* Work to be completed *
Some lines below hold "screenshot". Pick them out and copy them.

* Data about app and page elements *
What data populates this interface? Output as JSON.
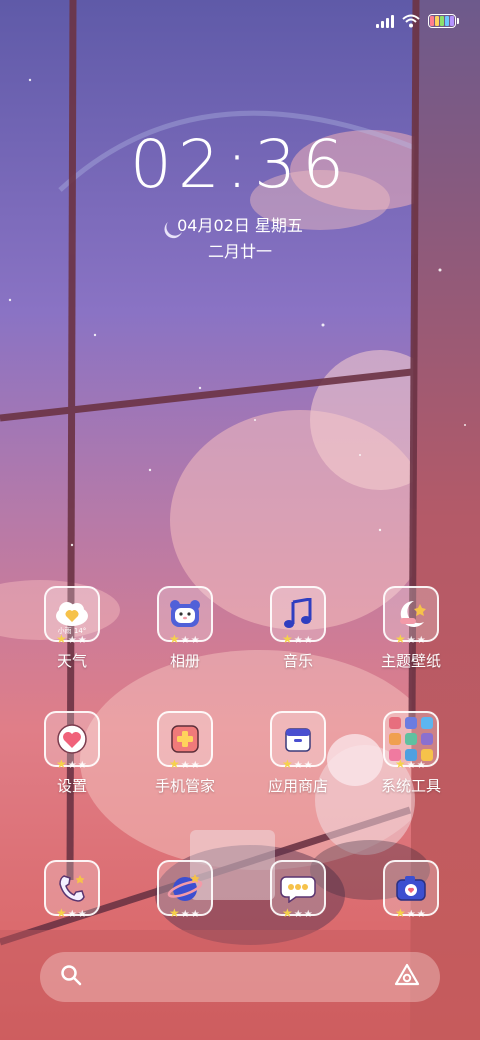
{
  "colors": {
    "sky_top": "#6a63b6",
    "sky_mid": "#8a73c4",
    "sky_low": "#d9808e",
    "sky_bottom": "#e76e67",
    "window_frame": "#7a3a4a",
    "wall": "#c05a59",
    "star_gold": "#f6d24a"
  },
  "status_bar": {
    "signal_icon": "signal-icon",
    "wifi_icon": "wifi-icon",
    "battery_icon": "battery-icon",
    "battery_colors": [
      "#ff7f8f",
      "#ffd35c",
      "#8ee06b",
      "#6cc6ff",
      "#b593ff"
    ]
  },
  "lockscreen": {
    "time": "02:36",
    "date": "04月02日 星期五",
    "lunar": "二月廿一"
  },
  "apps": [
    {
      "label": "天气",
      "icon": "weather-icon",
      "mini_text": "小雨 14°"
    },
    {
      "label": "相册",
      "icon": "gallery-icon"
    },
    {
      "label": "音乐",
      "icon": "music-icon"
    },
    {
      "label": "主题壁纸",
      "icon": "theme-icon"
    },
    {
      "label": "设置",
      "icon": "settings-icon"
    },
    {
      "label": "手机管家",
      "icon": "security-icon"
    },
    {
      "label": "应用商店",
      "icon": "app-store-icon"
    },
    {
      "label": "系统工具",
      "icon": "system-tools-folder-icon"
    }
  ],
  "dock": [
    {
      "icon": "phone-icon"
    },
    {
      "icon": "browser-icon"
    },
    {
      "icon": "messages-icon"
    },
    {
      "icon": "camera-icon"
    }
  ],
  "search": {
    "search_icon": "search-icon",
    "assistant_icon": "assistant-icon"
  }
}
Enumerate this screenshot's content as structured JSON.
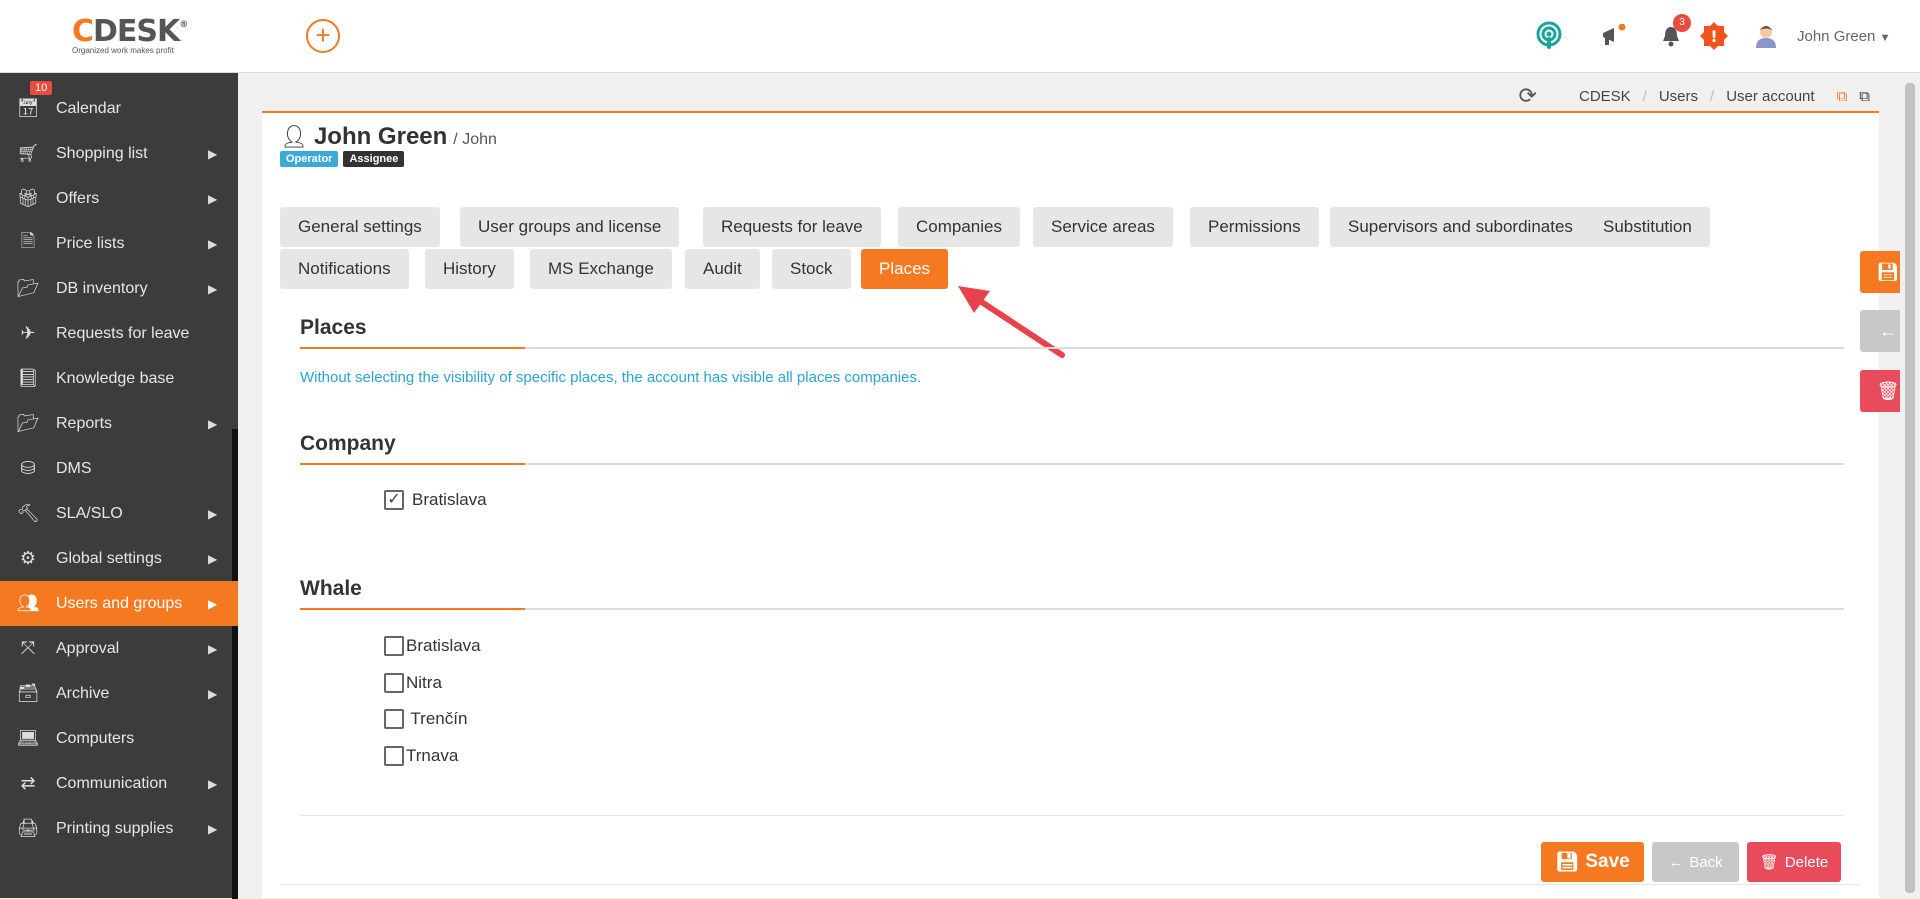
{
  "app": {
    "logo_text": "CDESK",
    "logo_tagline": "Organized work makes profit",
    "add_button": "+",
    "notifications_count": "3",
    "alert_symbol": "!",
    "user_name": "John Green"
  },
  "sidebar": {
    "calendar_badge": "10",
    "items": [
      {
        "label": "Calendar",
        "icon": "calendar-icon"
      },
      {
        "label": "Shopping list",
        "icon": "cart-icon"
      },
      {
        "label": "Offers",
        "icon": "gift-icon"
      },
      {
        "label": "Price lists",
        "icon": "file-icon"
      },
      {
        "label": "DB inventory",
        "icon": "folder-open-icon"
      },
      {
        "label": "Requests for leave",
        "icon": "plane-icon"
      },
      {
        "label": "Knowledge base",
        "icon": "book-icon"
      },
      {
        "label": "Reports",
        "icon": "folder-open-icon"
      },
      {
        "label": "DMS",
        "icon": "database-icon"
      },
      {
        "label": "SLA/SLO",
        "icon": "gavel-icon"
      },
      {
        "label": "Global settings",
        "icon": "gears-icon"
      },
      {
        "label": "Users and groups",
        "icon": "users-icon"
      },
      {
        "label": "Approval",
        "icon": "compress-icon"
      },
      {
        "label": "Archive",
        "icon": "archive-icon"
      },
      {
        "label": "Computers",
        "icon": "laptop-icon"
      },
      {
        "label": "Communication",
        "icon": "exchange-icon"
      },
      {
        "label": "Printing supplies",
        "icon": "print-icon"
      }
    ]
  },
  "breadcrumb": [
    "CDESK",
    "Users",
    "User account"
  ],
  "page": {
    "title": "John Green",
    "subtitle": "/ John",
    "roles": [
      "Operator",
      "Assignee"
    ]
  },
  "tabs": [
    "General settings",
    "User groups and license",
    "Requests for leave",
    "Companies",
    "Service areas",
    "Permissions",
    "Supervisors and subordinates",
    "Substitution",
    "Notifications",
    "History",
    "MS Exchange",
    "Audit",
    "Stock",
    "Places"
  ],
  "places": {
    "heading": "Places",
    "info": "Without selecting the visibility of specific places, the account has visible all places companies.",
    "company_heading": "Company",
    "company_items": [
      {
        "label": "Bratislava",
        "checked": true
      }
    ],
    "whale_heading": "Whale",
    "whale_items": [
      {
        "label": "Bratislava",
        "checked": false
      },
      {
        "label": "Nitra",
        "checked": false
      },
      {
        "label": " Trenčín",
        "checked": false
      },
      {
        "label": "Trnava",
        "checked": false
      }
    ]
  },
  "actions": {
    "save": "Save",
    "back": "Back",
    "delete": "Delete"
  },
  "colors": {
    "accent": "#f47920",
    "operator": "#3aaad7",
    "assignee": "#333333",
    "delete": "#e84c5a",
    "back": "#c8c8c8"
  }
}
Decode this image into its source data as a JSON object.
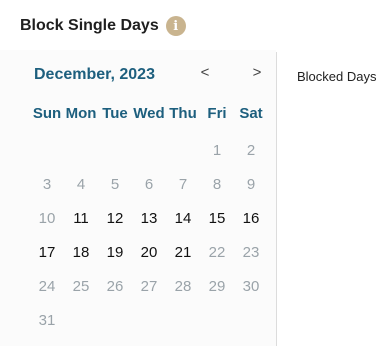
{
  "section": {
    "title": "Block Single Days",
    "info_icon": "info-icon"
  },
  "calendar": {
    "month_label": "December, 2023",
    "prev_label": "<",
    "next_label": ">",
    "weekdays": [
      "Sun",
      "Mon",
      "Tue",
      "Wed",
      "Thu",
      "Fri",
      "Sat"
    ],
    "days": [
      {
        "label": "",
        "state": "empty"
      },
      {
        "label": "",
        "state": "empty"
      },
      {
        "label": "",
        "state": "empty"
      },
      {
        "label": "",
        "state": "empty"
      },
      {
        "label": "",
        "state": "empty"
      },
      {
        "label": "1",
        "state": "disabled"
      },
      {
        "label": "2",
        "state": "disabled"
      },
      {
        "label": "3",
        "state": "disabled"
      },
      {
        "label": "4",
        "state": "disabled"
      },
      {
        "label": "5",
        "state": "disabled"
      },
      {
        "label": "6",
        "state": "disabled"
      },
      {
        "label": "7",
        "state": "disabled"
      },
      {
        "label": "8",
        "state": "disabled"
      },
      {
        "label": "9",
        "state": "disabled"
      },
      {
        "label": "10",
        "state": "disabled"
      },
      {
        "label": "11",
        "state": "enabled"
      },
      {
        "label": "12",
        "state": "enabled"
      },
      {
        "label": "13",
        "state": "enabled"
      },
      {
        "label": "14",
        "state": "enabled"
      },
      {
        "label": "15",
        "state": "enabled"
      },
      {
        "label": "16",
        "state": "enabled"
      },
      {
        "label": "17",
        "state": "enabled"
      },
      {
        "label": "18",
        "state": "enabled"
      },
      {
        "label": "19",
        "state": "enabled"
      },
      {
        "label": "20",
        "state": "enabled"
      },
      {
        "label": "21",
        "state": "enabled"
      },
      {
        "label": "22",
        "state": "disabled"
      },
      {
        "label": "23",
        "state": "disabled"
      },
      {
        "label": "24",
        "state": "disabled"
      },
      {
        "label": "25",
        "state": "disabled"
      },
      {
        "label": "26",
        "state": "disabled"
      },
      {
        "label": "27",
        "state": "disabled"
      },
      {
        "label": "28",
        "state": "disabled"
      },
      {
        "label": "29",
        "state": "disabled"
      },
      {
        "label": "30",
        "state": "disabled"
      },
      {
        "label": "31",
        "state": "disabled"
      }
    ]
  },
  "blocked": {
    "label": "Blocked Days"
  },
  "colors": {
    "accent": "#1d5f7e",
    "info_icon_bg": "#c9b48f",
    "disabled_text": "#9aa3a9",
    "enabled_text": "#111111"
  }
}
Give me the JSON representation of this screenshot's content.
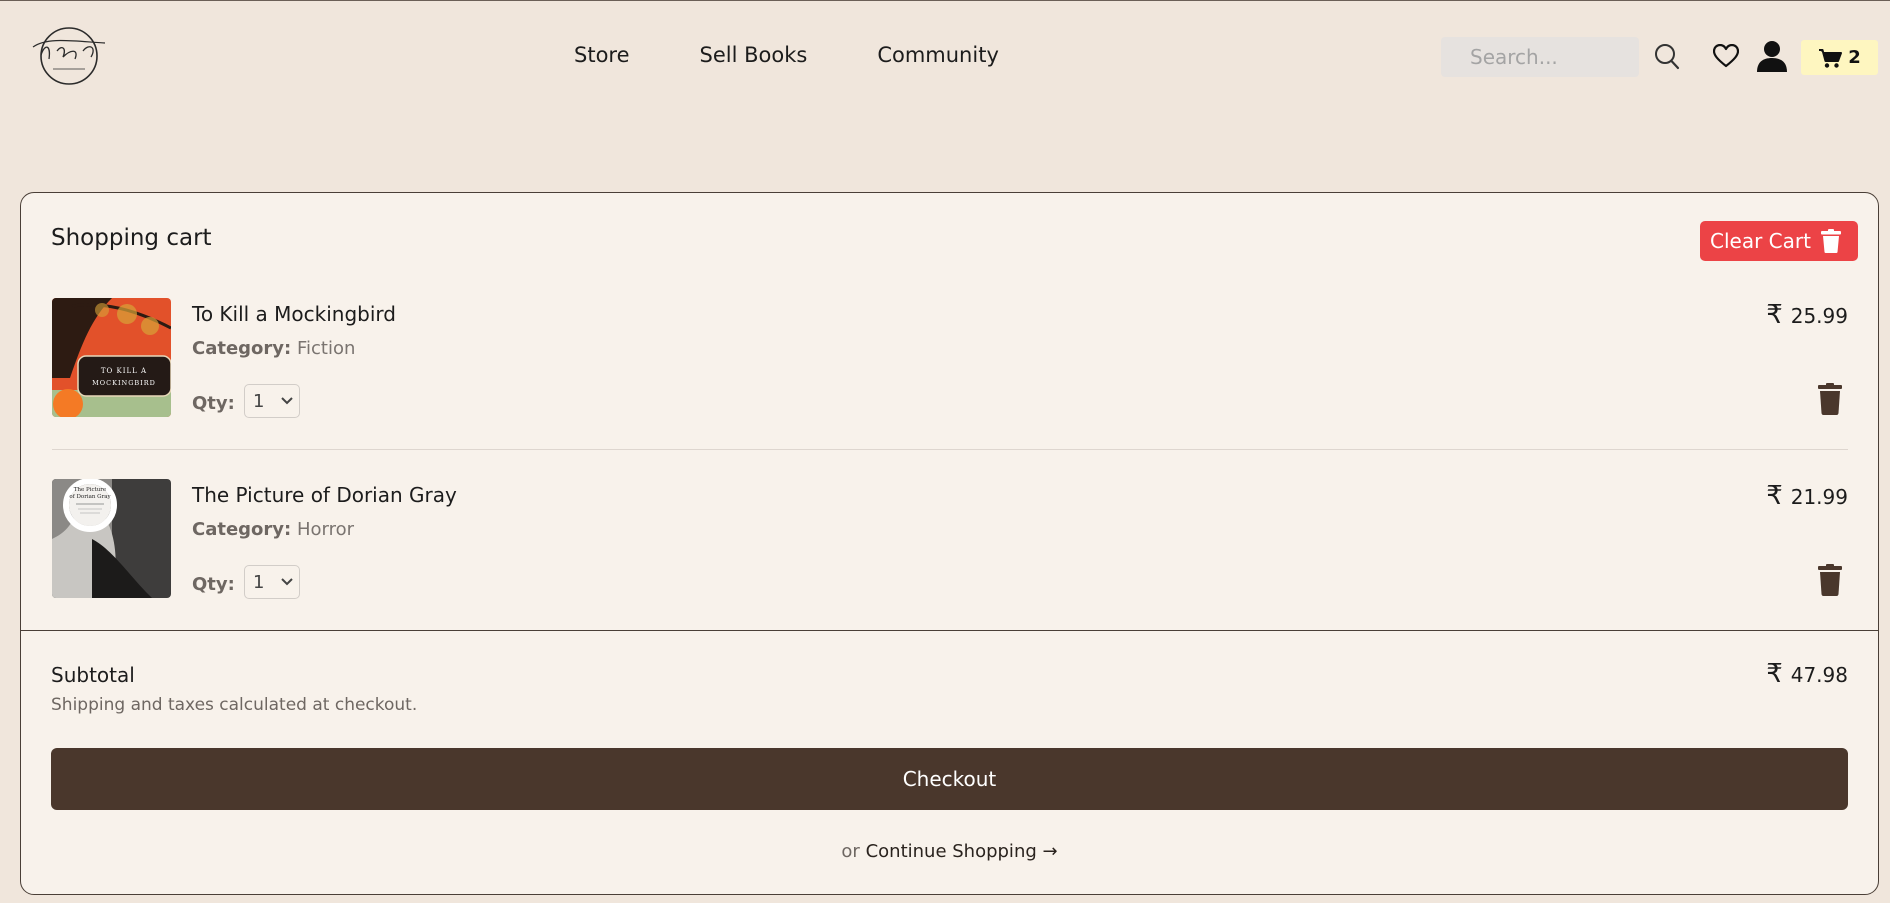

* Task answer *
Enumerate this screenshot's content as structured JSON.
Give me the JSON representation of this screenshot's content.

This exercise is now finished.